Photogaraphs.  In the age of digital photography you don't have to have a professional take your pictures.  I used to be favor of handing out those throw away cameras to people to take pictures but these days, everyone has a camera on their phone.  Just ask a couple of your friends to take lots of pictures and give you the disk.  But on the day of you need to have a designated picture take for the group pictures.  You need someone who not only snaps the photo but rounds bpeople up to pose for the pictures that you will be still looking at 50 years from now.  Yeah.  Group photos with the whole family will gain value over time and will end up being some of your favorites.  So designate a cat herder and ask everyone to cooperate.  Must do photos-- bride.  Bride and Groom.  Bride and Groom and parents.  Bride and Groom and wedding party.  Bride and Groom and priest or officiant at the wedding.   Bride and dad walking down the aisle.  Wedding dance.  There are a lot of variations.  These are the basics.  If you have a friend who is a semi pro pay him or her $500 and ask for a disk of the photos.  A lot of people will do it for free, but it seems like taking advantage.

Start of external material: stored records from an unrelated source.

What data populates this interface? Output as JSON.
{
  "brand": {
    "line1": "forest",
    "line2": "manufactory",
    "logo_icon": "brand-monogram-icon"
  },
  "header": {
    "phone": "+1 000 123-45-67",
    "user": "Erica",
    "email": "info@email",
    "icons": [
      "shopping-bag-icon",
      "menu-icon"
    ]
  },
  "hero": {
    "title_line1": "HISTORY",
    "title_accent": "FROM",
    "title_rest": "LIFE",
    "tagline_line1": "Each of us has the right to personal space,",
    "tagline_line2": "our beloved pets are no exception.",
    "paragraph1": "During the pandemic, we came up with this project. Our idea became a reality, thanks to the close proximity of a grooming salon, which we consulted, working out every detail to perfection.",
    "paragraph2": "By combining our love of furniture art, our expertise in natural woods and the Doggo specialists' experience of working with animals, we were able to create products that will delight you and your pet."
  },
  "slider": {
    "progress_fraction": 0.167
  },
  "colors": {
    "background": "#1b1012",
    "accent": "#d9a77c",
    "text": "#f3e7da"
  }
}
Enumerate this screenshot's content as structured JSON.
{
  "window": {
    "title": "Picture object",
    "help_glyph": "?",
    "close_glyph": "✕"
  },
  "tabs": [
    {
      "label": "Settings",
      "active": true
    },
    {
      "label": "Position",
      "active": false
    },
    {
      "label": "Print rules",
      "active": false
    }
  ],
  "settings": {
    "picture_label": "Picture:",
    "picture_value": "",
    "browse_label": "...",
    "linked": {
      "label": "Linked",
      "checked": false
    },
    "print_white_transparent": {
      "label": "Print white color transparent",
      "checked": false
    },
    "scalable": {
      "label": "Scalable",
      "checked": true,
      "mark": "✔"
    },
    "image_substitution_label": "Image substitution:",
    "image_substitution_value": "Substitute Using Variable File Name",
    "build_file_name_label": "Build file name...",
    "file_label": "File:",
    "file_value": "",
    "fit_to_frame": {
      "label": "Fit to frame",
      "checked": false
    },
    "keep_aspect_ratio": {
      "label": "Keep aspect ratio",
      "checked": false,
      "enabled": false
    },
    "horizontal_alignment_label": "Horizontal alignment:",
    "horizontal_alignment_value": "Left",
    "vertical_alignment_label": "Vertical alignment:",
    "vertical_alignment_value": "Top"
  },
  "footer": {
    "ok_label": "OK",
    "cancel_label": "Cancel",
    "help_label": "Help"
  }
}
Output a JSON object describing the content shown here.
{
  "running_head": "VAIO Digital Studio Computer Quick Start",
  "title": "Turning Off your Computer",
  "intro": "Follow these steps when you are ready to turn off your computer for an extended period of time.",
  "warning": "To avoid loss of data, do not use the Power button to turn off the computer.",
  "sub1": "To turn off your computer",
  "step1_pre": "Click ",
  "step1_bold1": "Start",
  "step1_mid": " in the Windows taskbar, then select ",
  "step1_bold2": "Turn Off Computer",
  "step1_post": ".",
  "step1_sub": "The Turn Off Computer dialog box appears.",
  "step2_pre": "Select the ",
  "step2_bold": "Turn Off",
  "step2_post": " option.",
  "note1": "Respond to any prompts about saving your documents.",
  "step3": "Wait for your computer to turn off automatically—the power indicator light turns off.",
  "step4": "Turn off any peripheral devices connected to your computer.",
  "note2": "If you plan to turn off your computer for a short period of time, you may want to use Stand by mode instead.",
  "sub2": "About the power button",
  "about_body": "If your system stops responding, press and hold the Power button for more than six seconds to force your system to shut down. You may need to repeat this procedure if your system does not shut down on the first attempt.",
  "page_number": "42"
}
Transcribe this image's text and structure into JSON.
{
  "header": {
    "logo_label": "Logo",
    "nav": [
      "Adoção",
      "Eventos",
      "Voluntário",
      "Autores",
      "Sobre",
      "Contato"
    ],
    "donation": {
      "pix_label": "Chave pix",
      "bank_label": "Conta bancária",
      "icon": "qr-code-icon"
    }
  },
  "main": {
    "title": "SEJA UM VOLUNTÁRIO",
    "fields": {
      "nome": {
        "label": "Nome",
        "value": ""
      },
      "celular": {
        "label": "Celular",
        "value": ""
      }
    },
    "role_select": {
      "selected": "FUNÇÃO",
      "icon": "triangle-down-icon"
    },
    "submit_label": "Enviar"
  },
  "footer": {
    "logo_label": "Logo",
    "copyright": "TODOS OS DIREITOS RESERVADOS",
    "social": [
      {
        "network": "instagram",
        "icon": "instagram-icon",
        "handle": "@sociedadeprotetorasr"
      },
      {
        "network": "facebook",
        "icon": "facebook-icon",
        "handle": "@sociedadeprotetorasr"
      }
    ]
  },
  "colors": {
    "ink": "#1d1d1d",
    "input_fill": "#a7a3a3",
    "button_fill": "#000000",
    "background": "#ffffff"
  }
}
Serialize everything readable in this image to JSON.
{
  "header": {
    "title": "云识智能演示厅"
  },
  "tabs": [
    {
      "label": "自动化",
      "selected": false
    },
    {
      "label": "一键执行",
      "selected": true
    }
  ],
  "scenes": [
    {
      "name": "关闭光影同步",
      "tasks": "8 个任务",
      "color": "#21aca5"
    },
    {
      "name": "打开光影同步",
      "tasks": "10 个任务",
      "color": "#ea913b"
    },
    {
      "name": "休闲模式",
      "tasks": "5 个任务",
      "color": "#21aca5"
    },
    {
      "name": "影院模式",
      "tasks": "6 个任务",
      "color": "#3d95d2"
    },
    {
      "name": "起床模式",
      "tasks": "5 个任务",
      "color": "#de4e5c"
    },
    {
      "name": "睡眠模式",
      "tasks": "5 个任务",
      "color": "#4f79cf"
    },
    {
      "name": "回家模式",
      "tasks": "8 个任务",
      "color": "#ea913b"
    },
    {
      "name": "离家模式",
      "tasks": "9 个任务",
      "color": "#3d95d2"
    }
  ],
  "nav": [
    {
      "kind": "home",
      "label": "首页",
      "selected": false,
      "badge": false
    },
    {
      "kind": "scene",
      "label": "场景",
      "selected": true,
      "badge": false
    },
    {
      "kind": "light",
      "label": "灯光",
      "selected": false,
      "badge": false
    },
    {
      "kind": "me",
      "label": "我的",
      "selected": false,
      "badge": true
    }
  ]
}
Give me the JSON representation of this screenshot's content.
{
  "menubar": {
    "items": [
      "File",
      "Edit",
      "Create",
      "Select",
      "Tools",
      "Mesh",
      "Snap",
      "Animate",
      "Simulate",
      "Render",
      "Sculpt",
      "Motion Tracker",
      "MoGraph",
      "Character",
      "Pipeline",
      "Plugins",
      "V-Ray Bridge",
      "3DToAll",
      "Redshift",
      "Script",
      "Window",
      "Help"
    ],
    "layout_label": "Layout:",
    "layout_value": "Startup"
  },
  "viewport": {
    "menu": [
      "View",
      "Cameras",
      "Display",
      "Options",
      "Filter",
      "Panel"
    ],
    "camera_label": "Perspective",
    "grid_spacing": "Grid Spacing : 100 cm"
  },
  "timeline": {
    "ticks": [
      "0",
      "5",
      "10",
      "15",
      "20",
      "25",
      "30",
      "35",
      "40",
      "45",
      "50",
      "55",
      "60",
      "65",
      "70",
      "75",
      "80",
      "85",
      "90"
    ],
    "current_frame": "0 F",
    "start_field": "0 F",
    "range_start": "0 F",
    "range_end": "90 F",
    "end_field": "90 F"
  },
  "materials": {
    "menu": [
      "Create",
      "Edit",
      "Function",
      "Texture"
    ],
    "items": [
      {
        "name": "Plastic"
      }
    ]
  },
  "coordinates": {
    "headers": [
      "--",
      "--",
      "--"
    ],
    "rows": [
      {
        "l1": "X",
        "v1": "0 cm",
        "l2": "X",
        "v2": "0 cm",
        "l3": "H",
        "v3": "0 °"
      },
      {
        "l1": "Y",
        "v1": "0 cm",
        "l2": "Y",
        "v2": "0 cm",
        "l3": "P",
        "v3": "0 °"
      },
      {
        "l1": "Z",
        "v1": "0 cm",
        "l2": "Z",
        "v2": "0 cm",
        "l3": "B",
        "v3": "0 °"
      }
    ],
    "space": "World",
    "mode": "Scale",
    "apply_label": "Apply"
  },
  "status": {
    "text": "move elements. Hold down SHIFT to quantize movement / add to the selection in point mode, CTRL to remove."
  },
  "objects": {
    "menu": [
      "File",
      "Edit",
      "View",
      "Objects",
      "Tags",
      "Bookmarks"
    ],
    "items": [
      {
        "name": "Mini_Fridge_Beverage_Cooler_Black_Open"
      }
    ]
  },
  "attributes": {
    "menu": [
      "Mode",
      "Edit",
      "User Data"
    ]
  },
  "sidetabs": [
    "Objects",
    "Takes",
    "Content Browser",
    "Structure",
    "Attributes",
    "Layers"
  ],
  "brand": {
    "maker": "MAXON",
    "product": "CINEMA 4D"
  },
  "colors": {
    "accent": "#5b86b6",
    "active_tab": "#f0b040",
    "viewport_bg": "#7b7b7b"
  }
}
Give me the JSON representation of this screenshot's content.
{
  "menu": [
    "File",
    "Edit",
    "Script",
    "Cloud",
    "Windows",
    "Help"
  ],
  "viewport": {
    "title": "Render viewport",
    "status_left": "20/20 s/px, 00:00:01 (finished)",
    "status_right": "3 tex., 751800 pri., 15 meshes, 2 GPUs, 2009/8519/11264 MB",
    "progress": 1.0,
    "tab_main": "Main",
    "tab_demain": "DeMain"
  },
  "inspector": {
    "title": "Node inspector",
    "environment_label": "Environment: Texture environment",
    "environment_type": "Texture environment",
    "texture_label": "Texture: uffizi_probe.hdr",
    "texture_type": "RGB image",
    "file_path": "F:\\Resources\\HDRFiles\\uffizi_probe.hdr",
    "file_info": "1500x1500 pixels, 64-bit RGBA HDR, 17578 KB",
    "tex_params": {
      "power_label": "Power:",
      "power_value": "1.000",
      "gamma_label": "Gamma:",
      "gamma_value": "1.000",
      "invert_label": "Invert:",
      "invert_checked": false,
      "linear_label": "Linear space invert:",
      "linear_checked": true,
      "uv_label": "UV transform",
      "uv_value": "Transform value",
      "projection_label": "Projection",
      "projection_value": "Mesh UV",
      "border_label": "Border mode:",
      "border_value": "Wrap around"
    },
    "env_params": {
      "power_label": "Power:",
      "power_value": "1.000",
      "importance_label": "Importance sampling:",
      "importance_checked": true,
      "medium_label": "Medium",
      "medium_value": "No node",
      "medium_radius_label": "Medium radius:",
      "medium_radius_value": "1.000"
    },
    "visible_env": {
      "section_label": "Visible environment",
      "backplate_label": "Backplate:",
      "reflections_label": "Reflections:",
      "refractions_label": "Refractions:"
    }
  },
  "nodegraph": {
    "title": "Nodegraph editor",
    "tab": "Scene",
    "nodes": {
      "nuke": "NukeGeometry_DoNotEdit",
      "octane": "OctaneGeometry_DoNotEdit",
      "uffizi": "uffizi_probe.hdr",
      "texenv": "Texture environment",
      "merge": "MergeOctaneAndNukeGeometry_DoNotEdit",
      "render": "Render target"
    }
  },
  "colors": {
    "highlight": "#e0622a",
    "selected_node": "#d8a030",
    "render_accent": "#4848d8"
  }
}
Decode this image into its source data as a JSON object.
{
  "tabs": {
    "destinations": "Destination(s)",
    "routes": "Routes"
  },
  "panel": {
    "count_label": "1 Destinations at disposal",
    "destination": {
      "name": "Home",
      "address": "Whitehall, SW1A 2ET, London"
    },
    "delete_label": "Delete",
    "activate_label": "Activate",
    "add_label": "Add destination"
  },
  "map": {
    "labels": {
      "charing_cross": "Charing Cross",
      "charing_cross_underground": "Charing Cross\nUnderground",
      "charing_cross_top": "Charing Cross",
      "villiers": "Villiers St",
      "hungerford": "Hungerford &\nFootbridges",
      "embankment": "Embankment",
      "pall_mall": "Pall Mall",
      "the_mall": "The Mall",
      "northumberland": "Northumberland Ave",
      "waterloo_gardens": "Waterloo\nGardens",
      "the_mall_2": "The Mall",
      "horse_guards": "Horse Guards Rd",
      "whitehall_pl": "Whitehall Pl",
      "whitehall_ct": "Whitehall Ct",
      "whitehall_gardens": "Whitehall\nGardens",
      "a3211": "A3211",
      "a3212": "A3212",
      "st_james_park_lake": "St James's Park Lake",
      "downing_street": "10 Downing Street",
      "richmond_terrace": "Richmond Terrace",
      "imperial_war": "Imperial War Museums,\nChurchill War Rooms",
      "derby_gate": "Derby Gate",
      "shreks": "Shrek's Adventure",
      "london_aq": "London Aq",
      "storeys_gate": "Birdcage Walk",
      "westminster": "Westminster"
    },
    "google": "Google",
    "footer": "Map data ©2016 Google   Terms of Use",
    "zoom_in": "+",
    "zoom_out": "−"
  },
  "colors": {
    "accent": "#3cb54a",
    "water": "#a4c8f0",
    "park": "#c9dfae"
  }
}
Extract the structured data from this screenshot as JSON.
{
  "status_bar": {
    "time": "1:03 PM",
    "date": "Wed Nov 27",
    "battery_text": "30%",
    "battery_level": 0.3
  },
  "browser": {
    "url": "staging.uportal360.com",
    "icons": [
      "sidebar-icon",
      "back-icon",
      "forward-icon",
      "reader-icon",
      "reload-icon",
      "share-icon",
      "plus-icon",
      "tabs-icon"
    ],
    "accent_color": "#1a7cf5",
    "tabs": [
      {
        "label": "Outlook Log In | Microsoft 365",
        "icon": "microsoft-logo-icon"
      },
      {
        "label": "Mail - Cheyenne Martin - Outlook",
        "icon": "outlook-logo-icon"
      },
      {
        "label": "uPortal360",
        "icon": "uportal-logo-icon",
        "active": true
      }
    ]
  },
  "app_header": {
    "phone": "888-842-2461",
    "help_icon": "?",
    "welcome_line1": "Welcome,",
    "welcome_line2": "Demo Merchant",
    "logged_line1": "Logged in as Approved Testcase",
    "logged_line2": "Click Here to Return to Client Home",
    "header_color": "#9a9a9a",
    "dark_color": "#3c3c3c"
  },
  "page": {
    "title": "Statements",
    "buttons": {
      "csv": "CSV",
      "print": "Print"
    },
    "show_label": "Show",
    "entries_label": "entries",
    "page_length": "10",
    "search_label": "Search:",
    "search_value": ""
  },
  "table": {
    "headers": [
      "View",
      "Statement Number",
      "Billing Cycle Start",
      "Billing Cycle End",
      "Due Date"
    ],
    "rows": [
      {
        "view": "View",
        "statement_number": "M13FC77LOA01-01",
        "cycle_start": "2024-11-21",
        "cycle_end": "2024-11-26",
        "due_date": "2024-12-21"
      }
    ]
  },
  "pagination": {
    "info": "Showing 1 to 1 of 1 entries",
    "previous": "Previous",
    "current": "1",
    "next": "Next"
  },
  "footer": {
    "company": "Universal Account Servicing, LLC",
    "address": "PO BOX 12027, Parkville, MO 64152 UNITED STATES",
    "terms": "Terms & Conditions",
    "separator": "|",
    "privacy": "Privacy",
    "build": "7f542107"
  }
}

Here is one hint I learned from my church and I applaud it greatly.  Have everyone come early to the church and take a lot of the shots BEFORE THE WEDDING.  Then you will not have to keep your guests waiting for an hour for the party to start.

Flowers:  Flowers can cost you a ton of money.  Most large urban areas have wholesale flower markets which not only sale fresh flowers but also floral supplies for less than half what you would pay at ordinary retail shops.  Bouquest are easy to make if they are kept simple. No one knows six months from now what will be in bloom and reasonably priced on any given day, so you need to stay flexible and select what is available .  If you are doing it yourself, or someone is a friend doing it for you.  You can buy the flowers the day before and keep the arrangements in vases or such.

I suggest hiring a hair dresser or cosmetologist to come to the church to do everyone's hair but some people discourage that.  If you are doing fancy dress, get dressed at the church.  That reduces the opportunity for accidents to happen between getting dressed  and getting to the wedding.  Another hint, from a minister.  That little pillow thing that the ring bearer is supposed to carry down the aisle?  Tie the rings to it and give it to the wedding coordinator or other responsible adult.  Do not give it to the ring bearer until he or she is standing in the aisle of the church ready to walk down it.  6 years olds are not responsible people.  Just remember that.  Same goes for whatever  flowers you give the flower girl.

with help from friends and family and the right attitude you can have a beautiful and memorable wedding and a great party after that will cement your relationship and be a fond memory for less than $5,000.  And for most people, that is what they should do.  The wedding industrial complex should be for people with lots of money who don't care how they spend it.  Not for common folk.